_Prompt_.
Report back every line of the entries that contains "skrzynek", exactly as written.

_Data provided_.
-------
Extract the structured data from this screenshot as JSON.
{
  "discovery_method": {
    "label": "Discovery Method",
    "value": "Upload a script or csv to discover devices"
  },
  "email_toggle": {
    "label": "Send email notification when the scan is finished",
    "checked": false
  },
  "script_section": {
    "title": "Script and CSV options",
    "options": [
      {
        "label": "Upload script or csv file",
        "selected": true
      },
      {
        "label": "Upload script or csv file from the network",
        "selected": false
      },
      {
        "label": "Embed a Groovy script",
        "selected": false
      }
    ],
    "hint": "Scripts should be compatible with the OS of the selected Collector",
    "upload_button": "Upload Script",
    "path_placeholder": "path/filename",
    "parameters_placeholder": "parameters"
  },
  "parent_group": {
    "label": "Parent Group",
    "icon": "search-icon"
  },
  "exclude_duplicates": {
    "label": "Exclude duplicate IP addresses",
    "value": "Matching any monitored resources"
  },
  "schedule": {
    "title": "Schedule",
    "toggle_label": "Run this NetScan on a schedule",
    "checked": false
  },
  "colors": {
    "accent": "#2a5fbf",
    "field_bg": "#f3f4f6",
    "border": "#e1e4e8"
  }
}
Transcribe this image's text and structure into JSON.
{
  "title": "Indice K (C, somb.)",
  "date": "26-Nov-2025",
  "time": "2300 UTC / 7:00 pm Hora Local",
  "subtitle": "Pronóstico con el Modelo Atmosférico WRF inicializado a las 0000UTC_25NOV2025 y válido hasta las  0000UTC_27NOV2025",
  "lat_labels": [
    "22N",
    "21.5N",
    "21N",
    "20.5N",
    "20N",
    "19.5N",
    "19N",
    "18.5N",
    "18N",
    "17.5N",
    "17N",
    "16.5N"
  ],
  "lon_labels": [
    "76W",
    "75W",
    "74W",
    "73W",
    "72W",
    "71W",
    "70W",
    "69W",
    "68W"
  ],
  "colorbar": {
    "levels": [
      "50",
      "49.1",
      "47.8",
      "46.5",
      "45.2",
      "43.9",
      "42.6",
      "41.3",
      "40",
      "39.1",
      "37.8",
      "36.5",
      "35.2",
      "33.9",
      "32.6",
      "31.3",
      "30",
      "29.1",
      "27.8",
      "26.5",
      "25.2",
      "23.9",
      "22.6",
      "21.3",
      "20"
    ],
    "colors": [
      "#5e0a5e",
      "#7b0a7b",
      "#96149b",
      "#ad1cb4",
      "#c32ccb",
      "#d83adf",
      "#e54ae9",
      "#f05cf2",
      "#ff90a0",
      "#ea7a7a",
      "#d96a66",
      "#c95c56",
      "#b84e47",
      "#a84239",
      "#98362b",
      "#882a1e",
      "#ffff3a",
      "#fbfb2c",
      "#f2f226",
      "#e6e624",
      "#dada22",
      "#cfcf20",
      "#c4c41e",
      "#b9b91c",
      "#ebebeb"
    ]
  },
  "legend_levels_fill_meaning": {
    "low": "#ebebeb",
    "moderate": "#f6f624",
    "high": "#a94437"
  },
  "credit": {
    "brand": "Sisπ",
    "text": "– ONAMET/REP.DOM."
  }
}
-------
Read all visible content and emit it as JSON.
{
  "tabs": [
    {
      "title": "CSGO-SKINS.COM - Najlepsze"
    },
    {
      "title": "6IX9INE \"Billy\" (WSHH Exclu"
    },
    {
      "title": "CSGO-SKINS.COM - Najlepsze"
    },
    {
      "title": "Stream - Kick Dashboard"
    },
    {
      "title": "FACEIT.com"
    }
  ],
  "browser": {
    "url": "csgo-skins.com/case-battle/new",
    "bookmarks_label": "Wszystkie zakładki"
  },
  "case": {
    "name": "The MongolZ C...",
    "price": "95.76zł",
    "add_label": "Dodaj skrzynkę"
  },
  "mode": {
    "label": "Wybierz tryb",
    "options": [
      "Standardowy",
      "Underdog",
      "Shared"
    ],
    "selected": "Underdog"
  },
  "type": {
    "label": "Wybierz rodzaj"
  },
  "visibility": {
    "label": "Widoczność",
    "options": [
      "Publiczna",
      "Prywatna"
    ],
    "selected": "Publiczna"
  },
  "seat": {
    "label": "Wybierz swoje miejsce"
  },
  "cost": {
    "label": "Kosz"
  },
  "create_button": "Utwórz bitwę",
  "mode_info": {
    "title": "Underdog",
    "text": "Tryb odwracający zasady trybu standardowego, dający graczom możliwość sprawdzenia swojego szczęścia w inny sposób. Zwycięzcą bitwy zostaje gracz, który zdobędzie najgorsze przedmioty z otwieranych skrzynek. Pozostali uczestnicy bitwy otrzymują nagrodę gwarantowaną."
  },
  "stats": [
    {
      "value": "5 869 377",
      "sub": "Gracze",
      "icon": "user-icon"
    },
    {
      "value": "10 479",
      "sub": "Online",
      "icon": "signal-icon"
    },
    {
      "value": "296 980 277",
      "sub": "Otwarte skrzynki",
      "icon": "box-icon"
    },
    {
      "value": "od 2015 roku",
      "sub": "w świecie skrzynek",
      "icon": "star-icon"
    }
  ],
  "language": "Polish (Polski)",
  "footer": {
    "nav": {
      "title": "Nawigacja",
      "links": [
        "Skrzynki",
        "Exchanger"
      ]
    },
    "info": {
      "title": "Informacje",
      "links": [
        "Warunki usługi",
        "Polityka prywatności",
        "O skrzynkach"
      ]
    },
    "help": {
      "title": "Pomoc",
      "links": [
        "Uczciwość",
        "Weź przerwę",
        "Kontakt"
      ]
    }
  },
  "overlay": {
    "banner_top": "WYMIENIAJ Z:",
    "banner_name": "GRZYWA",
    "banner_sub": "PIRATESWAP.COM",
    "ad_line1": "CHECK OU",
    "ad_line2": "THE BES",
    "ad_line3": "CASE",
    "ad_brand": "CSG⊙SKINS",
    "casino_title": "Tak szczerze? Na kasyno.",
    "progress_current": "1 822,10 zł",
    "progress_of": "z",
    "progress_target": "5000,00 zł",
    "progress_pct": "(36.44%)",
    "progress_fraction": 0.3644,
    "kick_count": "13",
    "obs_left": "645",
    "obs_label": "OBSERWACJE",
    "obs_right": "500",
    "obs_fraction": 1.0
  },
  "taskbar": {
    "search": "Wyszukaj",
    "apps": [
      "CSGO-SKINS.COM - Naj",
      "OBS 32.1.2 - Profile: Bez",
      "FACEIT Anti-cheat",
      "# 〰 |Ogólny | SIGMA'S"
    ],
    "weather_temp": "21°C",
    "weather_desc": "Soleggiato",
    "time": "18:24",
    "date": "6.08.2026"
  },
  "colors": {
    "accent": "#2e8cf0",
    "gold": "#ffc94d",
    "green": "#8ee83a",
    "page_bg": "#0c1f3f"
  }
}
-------
_Solution to this problem_.
    "text": "Tryb odwracający zasady trybu standardowego, dający graczom możliwość sprawdzenia swojego szczęścia w inny sposób. Zwycięzcą bitwy zostaje gracz, który zdobędzie najgorsze przedmioty z otwieranych skrzynek. Pozostali uczestnicy bitwy otrzymują nagrodę gwarantowaną."
      "sub": "w świecie skrzynek",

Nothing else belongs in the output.